YOUR GOAL:
Every line below containing the word "image" should be found and copied.

INPUT MATERIAL:

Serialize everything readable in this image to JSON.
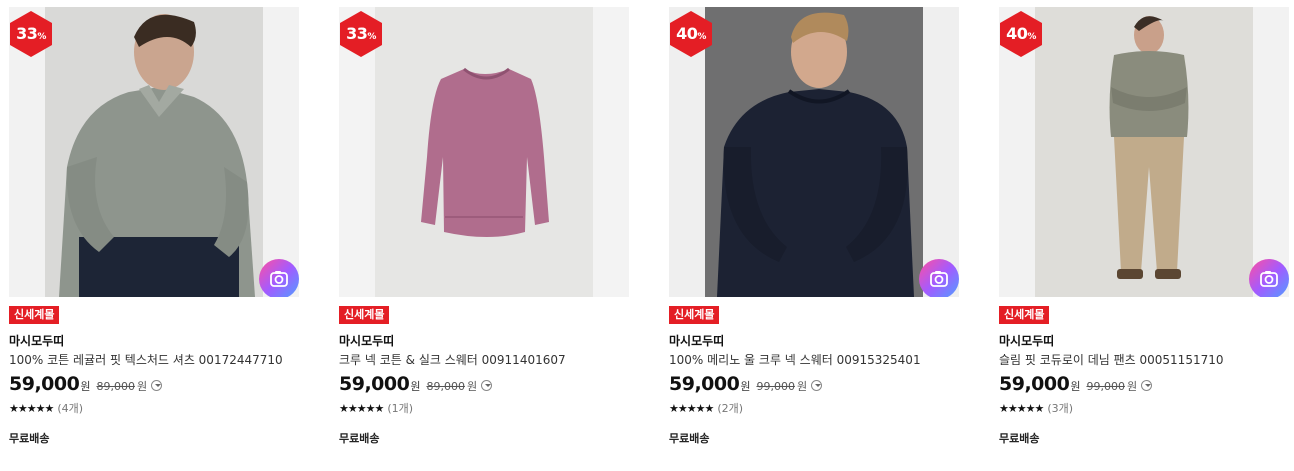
{
  "products": [
    {
      "discount": "33",
      "percent_sign": "%",
      "tag": "신세계몰",
      "brand": "마시모두띠",
      "name": "100% 코튼 레귤러 핏 텍스처드 셔츠 00172447710",
      "price": "59,000",
      "currency": "원",
      "original_price": "89,000",
      "stars": "★★★★★",
      "reviews": "(4개)",
      "shipping": "무료배송",
      "image": "model-in-grey-shirt",
      "lens_icon": "camera-search-icon"
    },
    {
      "discount": "33",
      "percent_sign": "%",
      "tag": "신세계몰",
      "brand": "마시모두띠",
      "name": "크루 넥 코튼 & 실크 스웨터 00911401607",
      "price": "59,000",
      "currency": "원",
      "original_price": "89,000",
      "stars": "★★★★★",
      "reviews": "(1개)",
      "shipping": "무료배송",
      "image": "pink-crew-neck-sweater",
      "lens_icon": "camera-search-icon"
    },
    {
      "discount": "40",
      "percent_sign": "%",
      "tag": "신세계몰",
      "brand": "마시모두띠",
      "name": "100% 메리노 울 크루 넥 스웨터 00915325401",
      "price": "59,000",
      "currency": "원",
      "original_price": "99,000",
      "stars": "★★★★★",
      "reviews": "(2개)",
      "shipping": "무료배송",
      "image": "model-in-navy-sweater",
      "lens_icon": "camera-search-icon"
    },
    {
      "discount": "40",
      "percent_sign": "%",
      "tag": "신세계몰",
      "brand": "마시모두띠",
      "name": "슬림 핏 코듀로이 데님 팬츠 00051151710",
      "price": "59,000",
      "currency": "원",
      "original_price": "99,000",
      "stars": "★★★★★",
      "reviews": "(3개)",
      "shipping": "무료배송",
      "image": "model-in-beige-corduroy-pants",
      "lens_icon": "camera-search-icon"
    }
  ],
  "colors": {
    "badge": "#e41e25",
    "tag": "#e41e25",
    "text": "#111111"
  }
}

WORKED SOLUTION:
Serialize everything readable in this image to JSON.
      "image": "model-in-grey-shirt",
      "image": "pink-crew-neck-sweater",
      "image": "model-in-navy-sweater",
      "image": "model-in-beige-corduroy-pants",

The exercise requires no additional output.